NOV 01, 2016 1:26 PM PDT

New Details of Mitochondrial Division Revealed

WRITTEN BY: Carmen Leitch
Cells are divided into organelles that help accomplish all of the various tasks of a cell. One organelle, the mitochondria, is crucially important as the powerhouse of the cell, generating the necessary energy for functioning. New work from a University of Colorado Boulder laboratory that has previously done research in this area has revealed the final stages of mitochondrial replication and division.
 
Electron tomography reveals the 3D structure of membrane contact sites (colored red) between ER tubules (green) and mitochondria (purple) in a yeast cell (right) or an endosome (yellow) in an animal cell (left)./ Credit: Matthew West.

Back in 2011, these investigators demonstrated how another organelle called the endoplasmic reticulum (ER) makes a web through the cytoplasm of a cell, which encircles other organelles including the mitochondria. Their research showed that when a branch of the ER touches individual mitochondria and starts constriction, a protein called dynamin-related protein, Drp1, is called to the site to constrict the mitochondria even more where the ER is touching it.

In their new study, published in the journal Nature, the researchers report that once Drp1 starts squeezing the mitochondria, another protein comes to finish the job. That protein, Dynamin 2 or Dyn2, completes the process of fission, in which the organelle is split into two parts. The dynamin proteins are shaped like coils that surround the mitochondria and constrict like a person twisting a balloon.

These proteins work together; it seems that Drp1 puts the squeeze on the mitochondria to compact it, then Dyn2 moves when the constriction coil is small enough and finishes the process.

"Our findings change what everyone has believed about mitochondrial division," explained the first author of the study, postdoctoral fellow Jason Lee. "Now we know that it takes at least three different constriction steps in order to ultimately divide mitochondria."

Mitochondria contain their own DNA, which is passed down maternally. In any given cell, depending on the energy requirements of the cell type, there may be only a few mitochondria or there may be several thousand. When cells have additional energy needs, they can create more mitochondria.
 


Mitochondria, discussed in the video above, play many vital roles in the cell. Beyond being a source of energy, they have an influence on longevity; they are critical to the maintenance of blood sugar and fat. Mitochondrial dysfunction can have an impact on a wide variety of organ systems including the brain, liver, skeletal muscles, heart and respiratory systems.

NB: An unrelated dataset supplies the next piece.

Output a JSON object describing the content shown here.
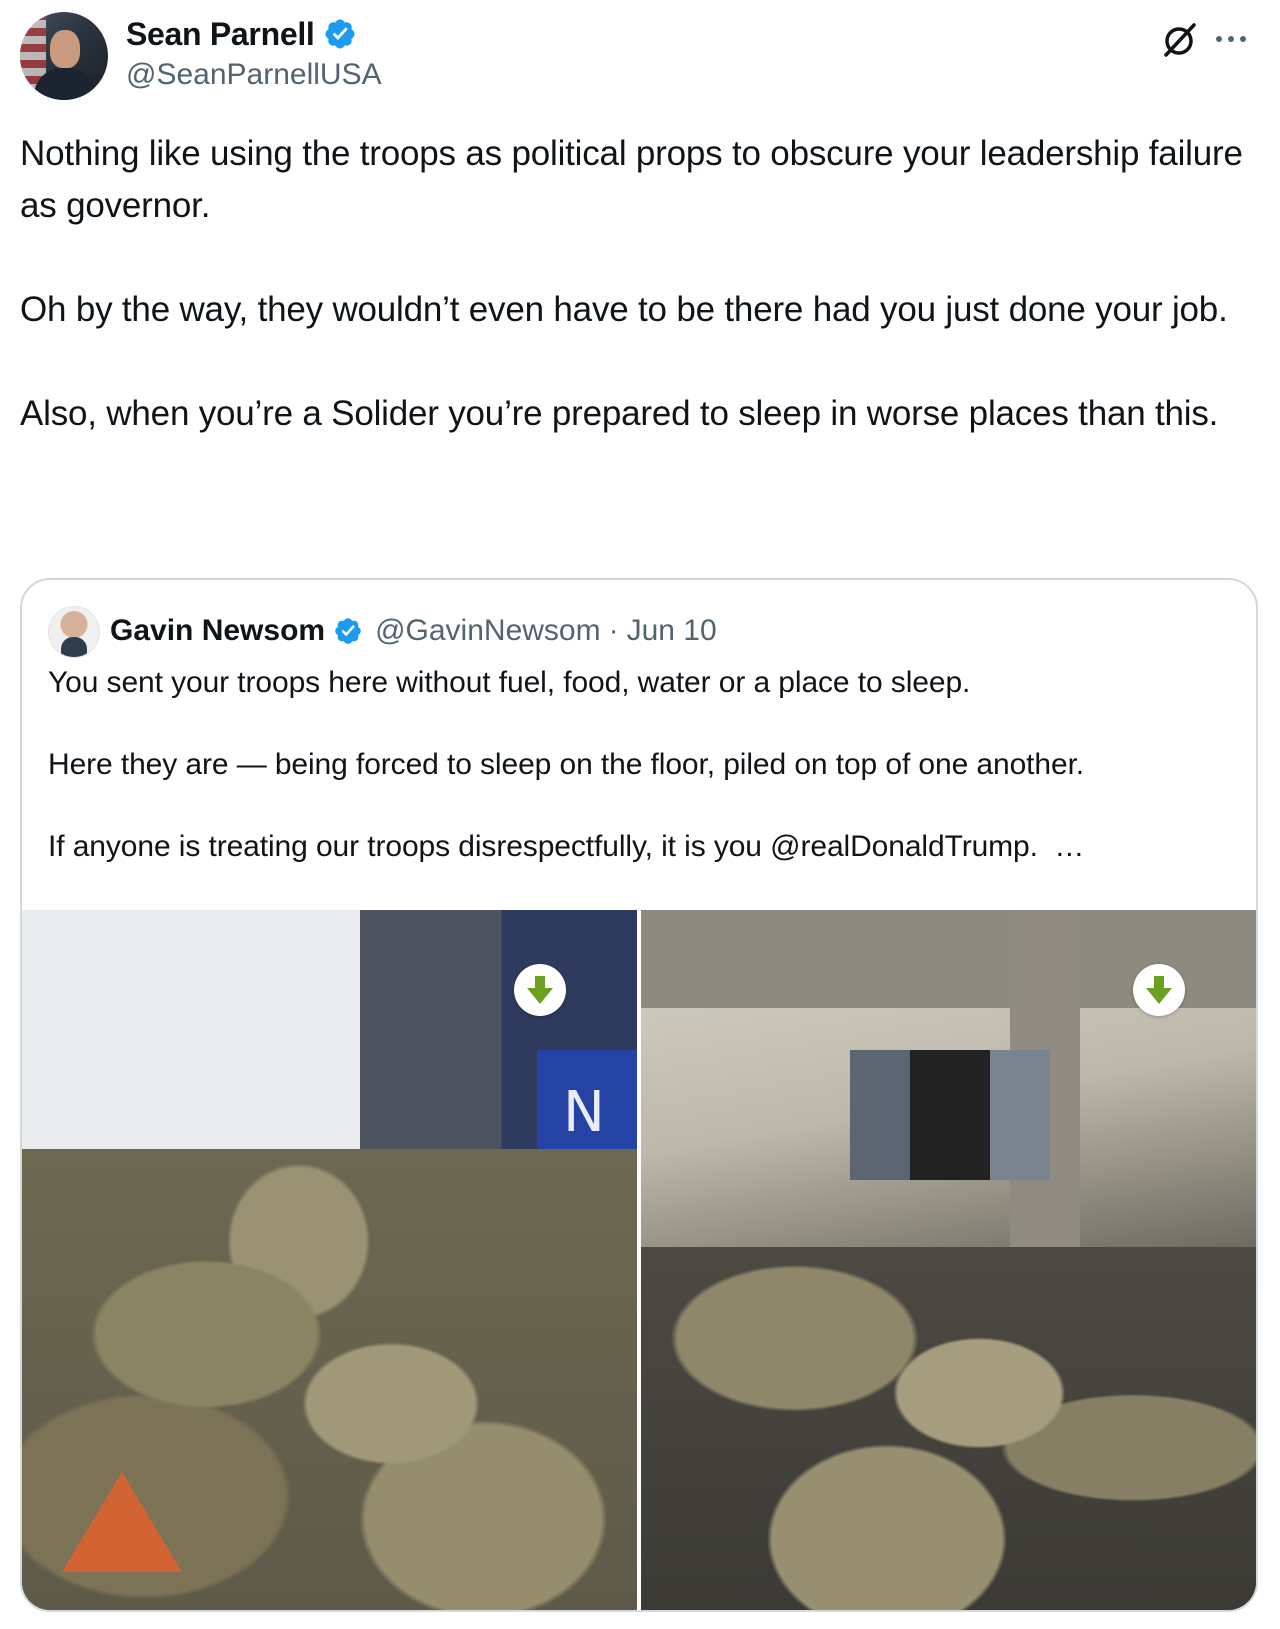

A better understanding of how they replicate and divide puts us a little bit closer to understanding how pathological conditions like cancer cause changes and disorders inside of cells, Wu commented.
"The ability of our cells to efficiently convert nutrients into energy is rooted in the cell's ability to manage the shape, number and positioning of mitochondria through a balance of fusion and division," continued Lee. "This balance goes awry in cancer and neurodegeneration."

Sources: AAAS/Eurekalert! via University of Colorado Boulder, Nature
 
About the Author
  • Experienced research scientist and technical expert with authorships on over 30 peer-reviewed publications, traveler to over 70 countries, published photographer and internationally-exhibited painter, volunteer trained in disaster-response, CPR and DV counseling.
You May Also Like
SEP 15, 2020
Cell & Molecular Biology
Autism Spectrum Disorder Biomarker is Discovered
SEP 15, 2020
Autism Spectrum Disorder Biomarker is Discovered
Scientists may have identified a biomarker for autism spectrum disorder, which can be difficult to differentiate from ot ...
OCT 19, 2020
Clinical & Molecular DX
Making Capillary Electrophoresis Accessible for Any Lab
OCT 19, 2020
Making Capillary Electrophoresis Accessible for Any Lab
Analyzing nucleic acids through gel electrophoresis has been a staple of genetic research for decades. But using traditi ...
OCT 06, 2020
Cell & Molecular Biology
How a Carnivorous Plant Creates a 'Memory'
OCT 06, 2020
How a Carnivorous Plant Creates a 'Memory'
The Venus flytrap (Dionaea muscipula) is a famous carnivorous plant that can capture and consume insects and even small ...
OCT 08, 2020
Immunology
Immuno Metabolic Complexity and Modulating Metabolites
OCT 08, 2020
Immuno Metabolic Complexity and Modulating Metabolites
Immunometabolism is a relatively new subspecialty of immunology as we’ve begun to unravel the complex metabolic re ...
NOV 16, 2020
Genetics & Genomics
Hidden Genes in the SARS-CoV-2 Genome
NOV 16, 2020
Hidden Genes in the SARS-CoV-2 Genome
It's essential for organisms to use their genomes to make proteins, and the processes of transcription and translation a ...
NOV 27, 2020
Genetics & Genomics
Gravity Affects Gene Expression
NOV 27, 2020
Gravity Affects Gene Expression
If people are going to explore deep space, we should learn more about the effects that such an environment would potenti ...
Loading Comments...